Running related injuries up 34 percent among youth
Increased rates of running related injuries among youth raises concerns about the need for prevention.
In a national study, researchers at the Center for Injury Research and Policy of The Research Institute at Nationwide Children’s Hospital found running related injuries among 6 to 18 year olds has increased 34 percent during the past 14 years.
In the study, the researchers found 225,344 cases of running related injuries were treated in U.S. emergency departments from 1994 through 2007. Among 6 to 14 year olds, treatment was more likely to be related to falls while running at school. One third of the injuries involved a fall and one-half happened at school.

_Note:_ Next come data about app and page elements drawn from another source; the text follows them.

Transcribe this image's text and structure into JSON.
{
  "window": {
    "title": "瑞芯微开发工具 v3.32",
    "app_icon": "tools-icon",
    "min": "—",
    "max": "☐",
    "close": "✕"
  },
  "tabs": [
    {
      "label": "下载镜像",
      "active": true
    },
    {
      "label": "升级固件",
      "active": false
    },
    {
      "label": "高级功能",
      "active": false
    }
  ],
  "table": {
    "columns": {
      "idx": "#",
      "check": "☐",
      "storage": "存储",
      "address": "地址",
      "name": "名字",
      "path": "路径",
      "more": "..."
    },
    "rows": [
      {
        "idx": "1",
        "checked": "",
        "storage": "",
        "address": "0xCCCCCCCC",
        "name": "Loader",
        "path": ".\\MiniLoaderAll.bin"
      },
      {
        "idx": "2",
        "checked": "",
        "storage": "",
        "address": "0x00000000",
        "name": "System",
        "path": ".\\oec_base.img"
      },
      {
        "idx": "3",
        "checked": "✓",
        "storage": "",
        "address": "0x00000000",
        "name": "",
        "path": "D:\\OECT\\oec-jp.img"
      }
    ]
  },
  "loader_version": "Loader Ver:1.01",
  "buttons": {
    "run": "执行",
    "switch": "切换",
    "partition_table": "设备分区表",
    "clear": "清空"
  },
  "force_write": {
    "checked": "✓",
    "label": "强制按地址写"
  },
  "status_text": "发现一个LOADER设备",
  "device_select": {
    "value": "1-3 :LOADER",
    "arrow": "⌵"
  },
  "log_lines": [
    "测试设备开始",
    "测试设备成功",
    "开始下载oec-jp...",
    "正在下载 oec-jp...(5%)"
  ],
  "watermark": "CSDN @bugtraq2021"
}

Lara McKenzie, PhD, and principle investigator at the Center for Injury Research and Policy at Nationwide Children’s Hospital says, "Encouraging children and adolescents to run for exercise is a great way to ensure that they remain physically active. However, the findings from our study show that formal, evidenced-based and age-specific guidelines are needed for pediatric runners so that parents, coaches and physical education teachers can teach children the proper way to run in order to reduce the risk of injury."
Injuries sustained by 5 to 18 years olds were more to happen while running in the street or at a sports and recreation facility. The majority were from sprains and strains of the lower extremities.
The study is the first to identify running related injuries that the researchers say should be further investigated. The number of injuries treated, related to sprains, strains and falls among 6 to 18 years olds increased by 16,000 per year during the study period.
Clinical Pediatrics: doi:10.1177/0009922810384719
"Running-Related Injuries in School-Age Children and Adolescents Treated in Emergency Departments From 1994 Through 2007"